  • Installation of new or replacement of stormwater pipe crossing the footpath or other stormwater installation across council land. (Note a specified class pipe is required across Council footpath. ( Refer to specifications )
  • Any alterations to Council land / roads and footpath
  • Installation for Underground Electrical Service (Underground Electrical service Form).
  • Removal of a street tree 

 

Lodging an Application

While Development Approval provides authority to develop your private property it does not provide the required approval to conduct works on Council land to alter a public road. If your development requires the removal/ installation of stormwater pipes, create nature strip, repair damaged footway, close/open driveway crossover, extend driveway crossover, removal of council street tree, you are required to lodge an application providing your Development Approval number and any other information you deem relevant.

To alter Council’s roads you are required to apply for authorisation by completing an Application to Alter a Public Road form(PDF, 260KB).  All work is to be done in accordance to Council specifications and guidelines.  Further details on Council's specifications and guidelines can be found here.  

If you wish to remove a street tree, you must complete an Application for Street Tree Removal. (PDF, 29KB)

If you have any queries regarding these application forms, please contact Council on (08) 8372 5111.

Dial before you Dig

Before any excavation is undertaken you are required to make a Dial Before You Dig Enquiry to ensure you do not damage underground infrastructure.

Who is responsible for Damage to Council Infrastructure caused as part of a development?

The responsibility to repair any damage to council infrastructure at the completion of a development is that of the applicant / owner

All repairs to damage footpaths and roads caused due to the construction of an approved development should be repaired before hand over or soon after to avoid any extra cost to repair damaged Council infrastructure. 

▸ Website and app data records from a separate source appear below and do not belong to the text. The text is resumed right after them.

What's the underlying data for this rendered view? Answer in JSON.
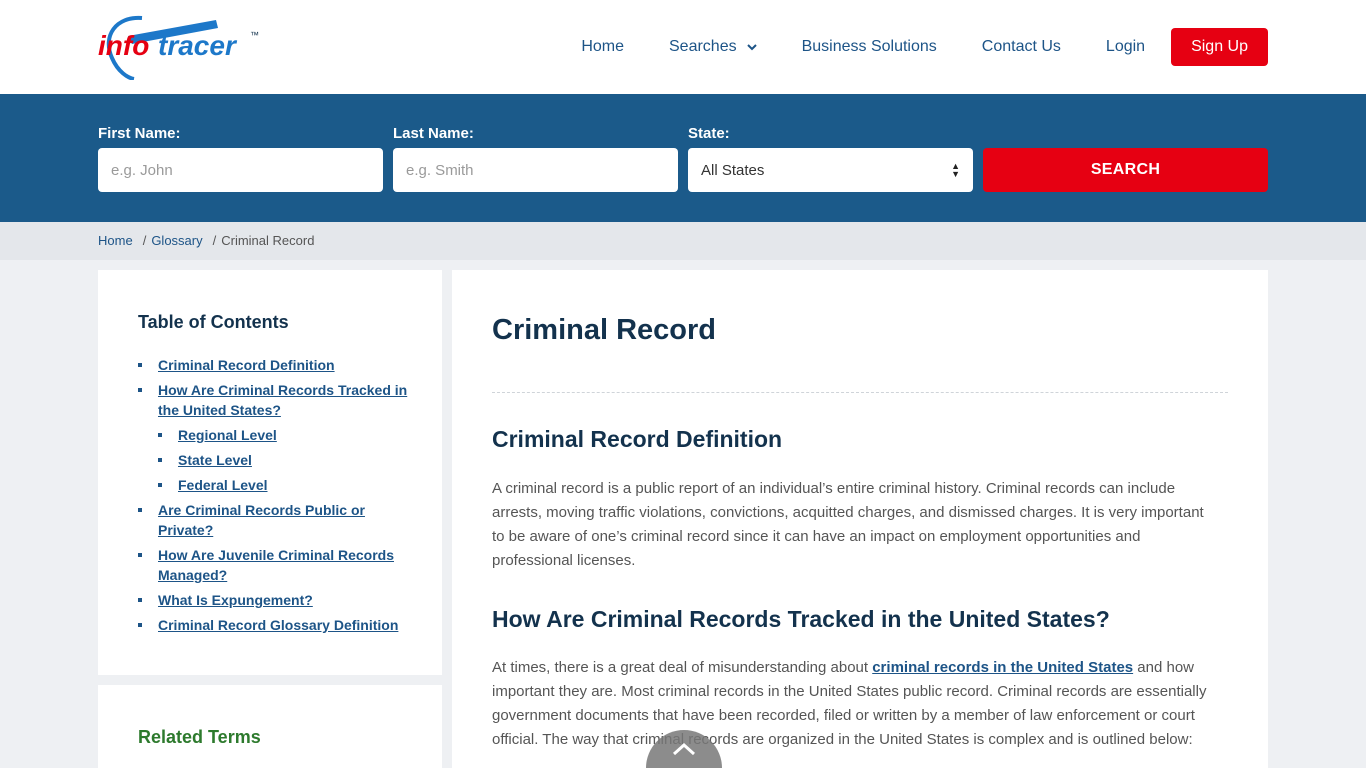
{
  "header": {
    "logo_left": "info",
    "logo_right": "tracer",
    "logo_tm": "™",
    "nav": {
      "home": "Home",
      "searches": "Searches",
      "business": "Business Solutions",
      "contact": "Contact Us",
      "login": "Login",
      "signup": "Sign Up"
    }
  },
  "search": {
    "first_label": "First Name:",
    "first_placeholder": "e.g. John",
    "last_label": "Last Name:",
    "last_placeholder": "e.g. Smith",
    "state_label": "State:",
    "state_value": "All States",
    "button": "SEARCH"
  },
  "breadcrumb": {
    "home": "Home",
    "glossary": "Glossary",
    "current": "Criminal Record",
    "sep": "/"
  },
  "toc": {
    "title": "Table of Contents",
    "items": [
      "Criminal Record Definition",
      "How Are Criminal Records Tracked in the United States?",
      "Regional Level",
      "State Level",
      "Federal Level",
      "Are Criminal Records Public or Private?",
      "How Are Juvenile Criminal Records Managed?",
      "What Is Expungement?",
      "Criminal Record Glossary Definition"
    ]
  },
  "related": {
    "title": "Related Terms"
  },
  "article": {
    "title": "Criminal Record",
    "h2_definition": "Criminal Record Definition",
    "p_definition": "A criminal record is a public report of an individual’s entire criminal history. Criminal records can include arrests, moving traffic violations, convictions, acquitted charges, and dismissed charges. It is very important to be aware of one’s criminal record since it can have an impact on employment opportunities and professional licenses.",
    "h2_tracked": "How Are Criminal Records Tracked in the United States?",
    "p_tracked_before": "At times, there is a great deal of misunderstanding about ",
    "p_tracked_link": "criminal records in the United States",
    "p_tracked_after": " and how important they are. Most criminal records in the United States public record. Criminal records are essentially government documents that have been recorded, filed or written by a member of law enforcement or court official. The way that criminal records are organized in the United States is complex and is outlined below:"
  },
  "colors": {
    "brand_blue": "#1b5a8a",
    "accent_red": "#e60012",
    "heading": "#13324d"
  }
}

If there is damage that has not been repaired Council will assess and send a notice to repair the damaged infrastructure. If Council are to conduct the required repairs, an invoice will be attached for the cost of repairs requiring payment. Please note that costs to repair damaged infrastructure are forwarded to the applicant/owner.